PC Mark Davis told a group of university representatives that he was not "overly comfortable" with a review of the Prevent strategy in June, which widened its scope to cover "extremism" as well as "violent extremism".
Speaking at the Association of University Administrators' conference in London last week, PC Davis said that the switch in policy was something that his "bosses within the police are trying to work out with the government because it really puts us into the realm of thought police".
He added: "It's not something that I'm overly comfortable [with]. Anyone can be extreme. Police officers can be extreme in their views - we want more pay, we can be extreme about that."
He said that "we're trying as best we can to stick to people who are willing to take that extra step from extreme views [to violence]".
The officer told AUA members that they should consider contacting his team if they found students handing out extremist literature, organising off-campus meetings or exhibiting "sudden changes in behaviour".

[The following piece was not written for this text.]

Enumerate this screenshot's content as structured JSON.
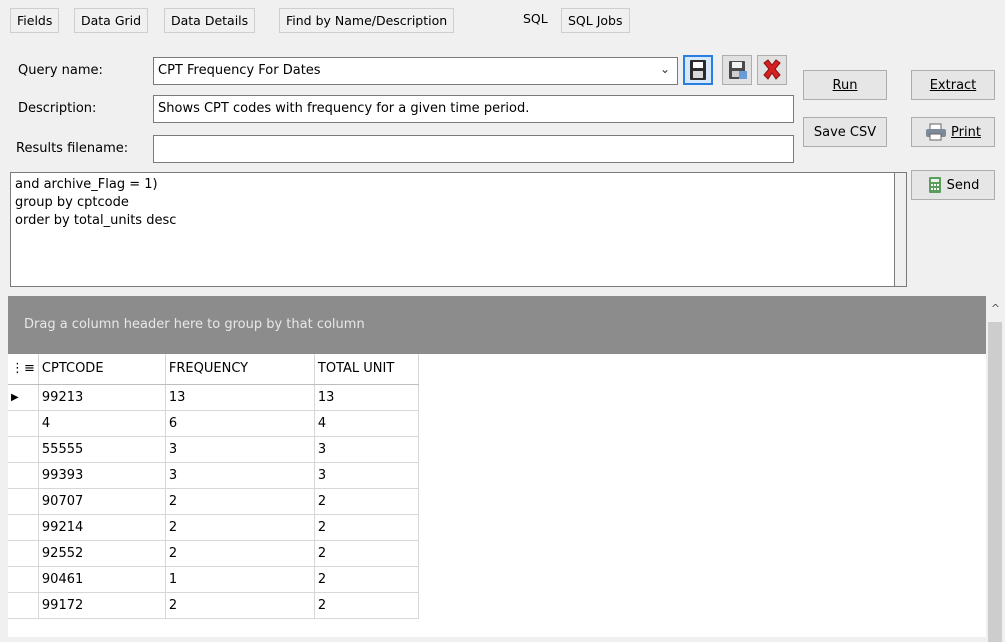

The police were "very interested, and you should be very interested, in things like that", he said.
During his presentation, a slide was shown illustrating the different types of threat that Prevent addressed.
It included pictures of a hijacked plane exploding as it hit the World Trade Center in New York in the 9/11 attacks, the aftermath of an IRA bombing, an Animal Liberation Front militant, and a member of Fathers 4 Justice, which disbanded in 2006, dressed as Batman.
As well as covering actions inspired by al-Qaeda and Irish republicans, PC Davis said Prevent also dealt with the activities of animal rights groups, environmental activists and the far Right. But he stressed that his team was at pains not to tell students, "We want you to think in this particular way".
A spokesman for the Home Office said that Prevent "challenges extremist ideology and tackles the radicalisation of vulnerable people".
He added: "It is not about policing people's thoughts but challenging those extremist views that seek to legitimise terrorism."
The Home Office defines extremism as a "vocal or active opposition to fundamental British values". The Metropolitan Police said it was "fully supportive and committed to the revised Prevent strategy".